Mr. Ford was plied with such questions as the following:

"Who was Benedict Arnold?" and "How many soldiers did the British send over to America to put down the Rebellion of 1776?"

In answer to the last question, Mr. Ford replied,

"I do not know the exact number of soldiers the British sent over, but I have heard that it was a considerably larger number than ever went back."

Finally, Mr. Ford became tired of this line of questioning, he leaned over, pointed his finger at the lawyer who had asked the question, and said,

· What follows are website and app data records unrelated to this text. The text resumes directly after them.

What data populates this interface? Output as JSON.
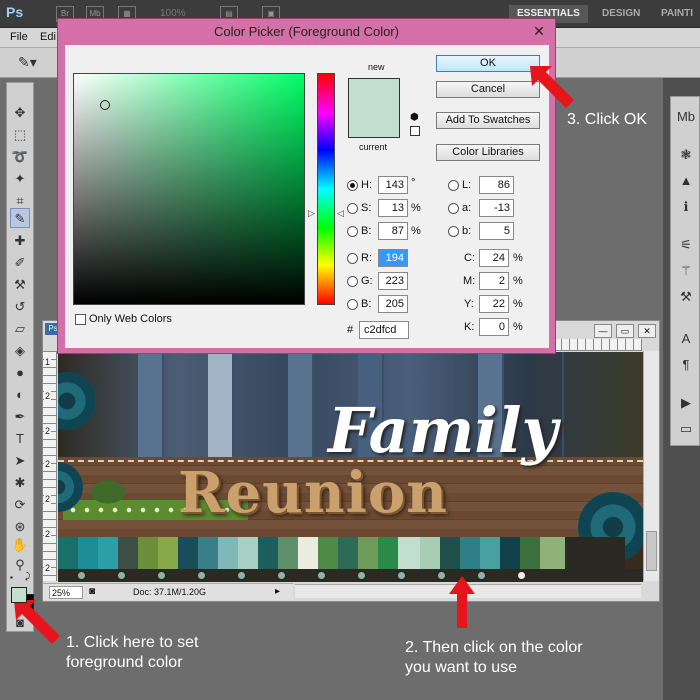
{
  "app": {
    "logo": "Ps",
    "zoom": "100%",
    "workspaces": [
      "ESSENTIALS",
      "DESIGN",
      "PAINTI"
    ]
  },
  "menu": [
    "File",
    "Edi"
  ],
  "dialog": {
    "title": "Color Picker (Foreground Color)",
    "new_label": "new",
    "current_label": "current",
    "ok": "OK",
    "cancel": "Cancel",
    "add_to_swatches": "Add To Swatches",
    "color_libraries": "Color Libraries",
    "only_web_colors": "Only Web Colors",
    "selected_color": "#c2dfcd",
    "fields": {
      "H": {
        "label": "H:",
        "value": "143",
        "unit": "°"
      },
      "S": {
        "label": "S:",
        "value": "13",
        "unit": "%"
      },
      "Bv": {
        "label": "B:",
        "value": "87",
        "unit": "%"
      },
      "R": {
        "label": "R:",
        "value": "194"
      },
      "G": {
        "label": "G:",
        "value": "223"
      },
      "Bc": {
        "label": "B:",
        "value": "205"
      },
      "L": {
        "label": "L:",
        "value": "86"
      },
      "a": {
        "label": "a:",
        "value": "-13"
      },
      "b": {
        "label": "b:",
        "value": "5"
      },
      "C": {
        "label": "C:",
        "value": "24",
        "unit": "%"
      },
      "M": {
        "label": "M:",
        "value": "2",
        "unit": "%"
      },
      "Y": {
        "label": "Y:",
        "value": "22",
        "unit": "%"
      },
      "K": {
        "label": "K:",
        "value": "0",
        "unit": "%"
      },
      "hex": {
        "label": "#",
        "value": "c2dfcd"
      }
    }
  },
  "document": {
    "tab": "Ps",
    "zoom": "25%",
    "doc_info": "Doc: 37.1M/1.20G",
    "ruler_numbers": [
      "1",
      "2",
      "2",
      "2",
      "2",
      "2",
      "2"
    ],
    "title_family": "Family",
    "title_reunion": "Reunion"
  },
  "annotations": {
    "step1": "1. Click here to set\nforeground color",
    "step2": "2. Then click on the color\nyou want to use",
    "step3": "3. Click OK"
  }
}
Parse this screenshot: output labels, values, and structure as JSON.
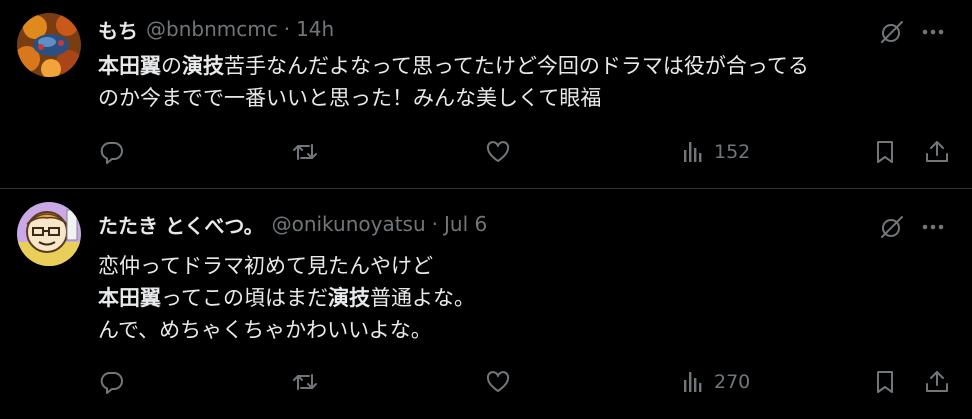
{
  "tweets": [
    {
      "display_name": "もち",
      "handle": "@bnbnmcmc",
      "separator": "·",
      "time": "14h",
      "lines": [
        [
          {
            "t": "本田翼",
            "bold": true
          },
          {
            "t": "の",
            "bold": false
          },
          {
            "t": "演技",
            "bold": true
          },
          {
            "t": "苦手なんだよなって思ってたけど今回のドラマは役が合ってる",
            "bold": false
          }
        ],
        [
          {
            "t": "のか今までで一番いいと思った！みんな美しくて眼福",
            "bold": false
          }
        ]
      ],
      "views": "152"
    },
    {
      "display_name": "たたき とくべつ。",
      "handle": "@onikunoyatsu",
      "separator": "·",
      "time": "Jul 6",
      "lines": [
        [
          {
            "t": "恋仲ってドラマ初めて見たんやけど",
            "bold": false
          }
        ],
        [
          {
            "t": "本田翼",
            "bold": true
          },
          {
            "t": "ってこの頃はまだ",
            "bold": false
          },
          {
            "t": "演技",
            "bold": true
          },
          {
            "t": "普通よな。",
            "bold": false
          }
        ],
        [
          {
            "t": "んで、めちゃくちゃかわいいよな。",
            "bold": false
          }
        ]
      ],
      "views": "270"
    }
  ],
  "icons": {
    "reply": "reply-icon",
    "repost": "repost-icon",
    "like": "like-icon",
    "views": "views-icon",
    "bookmark": "bookmark-icon",
    "share": "share-icon",
    "grok": "grok-icon",
    "more": "more-icon"
  },
  "colors": {
    "background": "#000000",
    "text": "#e7e9ea",
    "muted": "#71767b",
    "divider": "#2f3336"
  }
}
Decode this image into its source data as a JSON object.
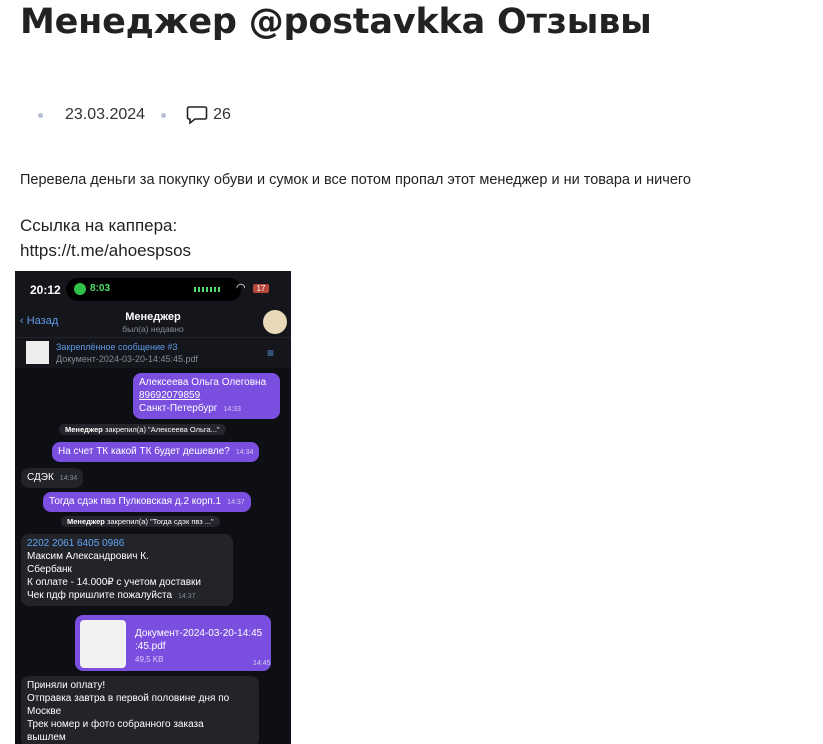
{
  "article": {
    "title": "Менеджер @postavkka Отзывы",
    "date": "23.03.2024",
    "comments": "26",
    "paragraph1": "Перевела деньги за покупку обуви и сумок и все потом пропал этот менеджер и ни товара и ничего",
    "link_label": "Ссылка на каппера:",
    "link_url": "https://t.me/ahoespsos"
  },
  "screenshot": {
    "status_time": "20:12",
    "call_time": "8:03",
    "battery": "17",
    "back_label": "Назад",
    "chat_name": "Менеджер",
    "chat_status": "был(а) недавно",
    "pinned_title": "Закреплённое сообщение #3",
    "pinned_doc": "Документ-2024-03-20-14:45:45.pdf",
    "messages": {
      "m1_l1": "Алексеева Ольга Олеговна",
      "m1_l2": "89692079859",
      "m1_l3": "Санкт-Петербург",
      "m1_time": "14:33",
      "sys1_bold": "Менеджер",
      "sys1_text": " закрепил(а) \"Алексеева Ольга...\"",
      "m2": "На счет ТК какой ТК будет дешевле?",
      "m2_time": "14:34",
      "m3": "СДЭК",
      "m3_time": "14:34",
      "m4": "Тогда сдэк пвз Пулковская д.2 корп.1",
      "m4_time": "14:37",
      "sys2_bold": "Менеджер",
      "sys2_text": " закрепил(а) \"Тогда сдэк пвз ...\"",
      "m5_card": "2202 2061 6405 0986",
      "m5_l2": "Максим Александрович К.",
      "m5_l3": "Сбербанк",
      "m5_l4": "К оплате - 14.000₽ с учетом доставки",
      "m5_l5": "Чек пдф пришлите пожалуйста",
      "m5_time": "14:37",
      "m6_name1": "Документ-2024-03-20-14:45",
      "m6_name2": ":45.pdf",
      "m6_size": "49,5 KB",
      "m6_time": "14:45",
      "m7_l1": "Приняли оплату!",
      "m7_l2": "Отправка завтра в первой половине дня по",
      "m7_l3": "Москве",
      "m7_l4": "Трек номер и фото собранного заказа",
      "m7_l5": "вышлем"
    }
  }
}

"If I should really WANT to answer the foolish question you have just asked, or any of the other questions you have been asking me, let me remind you that I have a row of electric push-buttons on my desk, and by pushing the right button, I can summon to my aid men who can answer ANY question I desire to ask concerning the business to which I am devoting most of my efforts…”

There certainly was good logic to that reply.

That answer floored the lawyer. Every person in the courtroom realized it was the answer, not of an ignorant man, but of a man of EDUCATION.

And so the point stands…any man is educated who knows where to get knowledge when he needs it, and how to organize that knowledge into definite plans of action.

Ford left a personal fortune estimated at $500 to $700 million, bequeathing the largest share of his holdings in the Ford Motor Company to the Ford Foundation, a nonprofit organization.